A small border town that boasts one of the widest high streets in Scotland and the narrowest hotel in the UK. Moffat may be little known, but it’s importance was guaranteed through history thanks to two opportunistic features. From earliest days, Moffat’s strategic place in commerce was guaranteed thanks to its proximity to the border between Scotland and England. Cattle and sheep herders would pass the rought town taking their beasts to and from market in Carlisle. Over time Moffat developed its own reputation in the wool trade. Secondlay, thanks to a chance discovery in the 1600s, Moffat became the first spa town in Scotland. Waters that abounded in the area were reputed to have therapeutic qualities, and behind this reputation followed one for hospitality and, later, tourism.
So moffat, in turning from a rough and ready village of herders and dykers became a fashionable spa town frequented by the likes of Empress Eugenie of France. Former inhabitants of Moffat include the court physician to Catherine the Great and John Loudon MacAdam, yes, he who gave the world tar macadam roads, whose grave is to be found in the town’s cemetery.
Unlike many small towns whose former glory remains a mere mention in the history books, Moffat retains a popularity today. It is a frequent winner in the annual Scotland in Bloom competition, a national initiative that recognises civic pride.

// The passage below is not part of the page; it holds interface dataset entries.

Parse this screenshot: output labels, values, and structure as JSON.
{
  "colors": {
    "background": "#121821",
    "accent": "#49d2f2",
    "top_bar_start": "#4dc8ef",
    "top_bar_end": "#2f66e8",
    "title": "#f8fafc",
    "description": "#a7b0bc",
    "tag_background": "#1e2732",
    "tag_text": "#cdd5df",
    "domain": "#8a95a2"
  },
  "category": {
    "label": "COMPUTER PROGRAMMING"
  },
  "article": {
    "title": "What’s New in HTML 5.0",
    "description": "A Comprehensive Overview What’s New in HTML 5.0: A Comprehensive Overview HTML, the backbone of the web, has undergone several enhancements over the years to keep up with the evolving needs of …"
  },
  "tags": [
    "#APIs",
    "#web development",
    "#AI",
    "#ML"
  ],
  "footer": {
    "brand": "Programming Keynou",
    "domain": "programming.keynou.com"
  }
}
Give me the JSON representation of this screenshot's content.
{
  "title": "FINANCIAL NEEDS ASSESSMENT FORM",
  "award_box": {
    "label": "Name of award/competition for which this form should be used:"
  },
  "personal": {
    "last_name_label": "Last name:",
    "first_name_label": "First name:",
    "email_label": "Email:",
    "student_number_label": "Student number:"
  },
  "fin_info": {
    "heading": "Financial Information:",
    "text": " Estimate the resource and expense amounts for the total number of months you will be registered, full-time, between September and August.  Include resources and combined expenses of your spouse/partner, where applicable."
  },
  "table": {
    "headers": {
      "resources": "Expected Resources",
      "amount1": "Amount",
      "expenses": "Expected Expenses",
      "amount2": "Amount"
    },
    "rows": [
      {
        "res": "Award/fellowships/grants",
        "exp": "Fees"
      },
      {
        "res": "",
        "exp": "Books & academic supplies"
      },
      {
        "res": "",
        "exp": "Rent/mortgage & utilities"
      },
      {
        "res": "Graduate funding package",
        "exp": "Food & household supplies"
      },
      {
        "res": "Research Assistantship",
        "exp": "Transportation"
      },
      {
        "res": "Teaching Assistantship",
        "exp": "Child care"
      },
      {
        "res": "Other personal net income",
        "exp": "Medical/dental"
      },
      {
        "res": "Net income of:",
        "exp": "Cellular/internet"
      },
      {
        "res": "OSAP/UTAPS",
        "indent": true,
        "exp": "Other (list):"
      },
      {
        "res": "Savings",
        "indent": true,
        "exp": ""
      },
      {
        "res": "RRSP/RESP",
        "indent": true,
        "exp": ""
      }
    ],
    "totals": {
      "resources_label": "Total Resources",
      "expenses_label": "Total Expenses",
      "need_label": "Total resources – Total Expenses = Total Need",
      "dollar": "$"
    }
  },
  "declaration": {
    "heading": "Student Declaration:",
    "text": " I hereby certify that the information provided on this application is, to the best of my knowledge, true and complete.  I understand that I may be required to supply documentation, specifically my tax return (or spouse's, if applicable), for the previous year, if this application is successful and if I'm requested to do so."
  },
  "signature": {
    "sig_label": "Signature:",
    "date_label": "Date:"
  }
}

It also attracts thousands of visitors all year round as its strategic position beside the only motorway between Scotland and England attracts coach parties in search of some typical Scottish keepsakes that are to be found in abundance in the many weaver and knitting shops, and some good wholesome eating that is the trademark of the town’s many cafes, restaurants and bars.
Finally it is also something of a mecca for hillwalkers as it sits at the foot of some fine hill-walking country. It is a mere 5 miles from the Devil’s Beeftub, a steep bowl cut through the hillside which was reputedly the refuge of Rob Roy MacGregor and other sheep and cattle herders making their way to the market in Carlisle.
I have always been fond of Moffat. It was a regular day out for our family when I was a child… and very popular as it was home to the boat park which allowed us to terrorise the local ducks with our oars. The day would inevitably conclude with a treat of icecream in one of the many cafes in town. Come and see some of the delights of this little known but very charming little town that so many people pass by on their run from Scotland to England. Oh yes, it is also the unlikely home to one of the best Indian restaurants in the country.